This is what you get when mass-scale human behavior is driven by profit. As long as war is profitable, you guarantee that more wars will happen. As long as ecocide is profitable, more ecocide will happen. As long as corruption is profitable, more corruption will happen.
Meanwhile, peace is not profitable. Demilitarization is not profitable. Nuclear disarmament is not profitable. Getting plastic out of the oceans is not profitable. Leaving trees standing is not profitable. Leaving oil in the ground is not profitable. Freedom is not profitable.
The cynicism here is biting but futile. Yes, war is profitable to some. But peace, too, is profitable to those businesses that cater to peaceful human desires. Producers of mangos, cars, and microprocessors would sell more of those to the consumers (and hence profit more) if the money that would have been spent on those goods had not been taxed away by the government and channeled into weapons of war. The reason mango growers lost and arms dealers won is because of the erroneous ideology held by the majority of Americans. Change their ideas, lower taxes (and shut down the Fed) and eliminate war spending, and the “defense” contractors will swiftly go out of business, while the mango and car producers will on the contrary flourish.
“Ecocide” is not itself profitable, but it can happen as a side effect of human productive endeavors. Socialist countries were extremely polluted, being driven by the desire to industrialize, and because the socialist dictators in their actions did not have to concern themselves with private property rights.
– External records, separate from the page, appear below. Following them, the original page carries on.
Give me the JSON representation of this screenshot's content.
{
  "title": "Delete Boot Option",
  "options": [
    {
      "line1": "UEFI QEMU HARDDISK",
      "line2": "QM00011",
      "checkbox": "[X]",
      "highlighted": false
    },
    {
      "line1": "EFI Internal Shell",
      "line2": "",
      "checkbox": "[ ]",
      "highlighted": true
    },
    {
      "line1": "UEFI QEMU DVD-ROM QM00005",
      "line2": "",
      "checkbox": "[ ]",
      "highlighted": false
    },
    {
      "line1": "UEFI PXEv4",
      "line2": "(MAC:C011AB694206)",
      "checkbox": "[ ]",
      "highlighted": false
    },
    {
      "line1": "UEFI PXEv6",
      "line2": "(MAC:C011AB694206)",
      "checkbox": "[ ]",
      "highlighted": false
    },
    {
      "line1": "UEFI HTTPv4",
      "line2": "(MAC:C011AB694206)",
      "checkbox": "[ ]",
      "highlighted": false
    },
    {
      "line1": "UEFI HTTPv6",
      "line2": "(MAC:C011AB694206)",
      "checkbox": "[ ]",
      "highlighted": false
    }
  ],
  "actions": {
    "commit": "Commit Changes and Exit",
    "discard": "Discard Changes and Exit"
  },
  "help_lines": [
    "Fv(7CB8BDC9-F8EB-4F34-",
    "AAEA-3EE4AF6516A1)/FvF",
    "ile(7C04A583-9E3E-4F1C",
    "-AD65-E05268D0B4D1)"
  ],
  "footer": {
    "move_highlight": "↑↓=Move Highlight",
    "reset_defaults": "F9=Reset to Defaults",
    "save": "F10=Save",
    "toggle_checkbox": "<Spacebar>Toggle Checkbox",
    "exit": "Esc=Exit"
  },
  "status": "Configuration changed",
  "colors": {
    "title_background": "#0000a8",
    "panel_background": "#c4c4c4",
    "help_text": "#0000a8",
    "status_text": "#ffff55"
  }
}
Why would you want to leave oil in the ground? It makes no sense to me. Are we supposed to regress to primitivism and all die out? It’s a good thing that leaving oil in the ground is unprofitable.
It’s true for now that cleaning up the oceans is not profitable. But I don’t see Caitlin doing anything to fix the oceans. All she’s doing is cursing and raging and reviling mankind. To add insult to injury she is sufficiently deluded to believe that it would be profitable to the socialist dictator to get plastic out of the oceans. If only she were the dictator, right? But here’s a reality check: Caitlin is
blinded by the chimerical image of a perfect chief of state. This man, no less benevolent than wise, would be sincerely dedicated to the promotion of his subjects’ lasting welfare. The real Fuhrer, however, turns out to be a mortal man who first of all aims at the perpetuation of his own supremacy and that of his kin, his friends, and his party. As far as he may resort to unpopular measures, he does so for the sake of these objectives. He does not invest and accumulate capital. He constructs fortresses and equips armies. (HA: 850)
It’s hopeless, Caitlin. You cannot stop humans from pursuing their agendas (nor of course should you try). It’s true that the world needs heroes who will sacrifice themselves for something that is unprofitable to most. But if you want to be such a hero, you need to wise up first.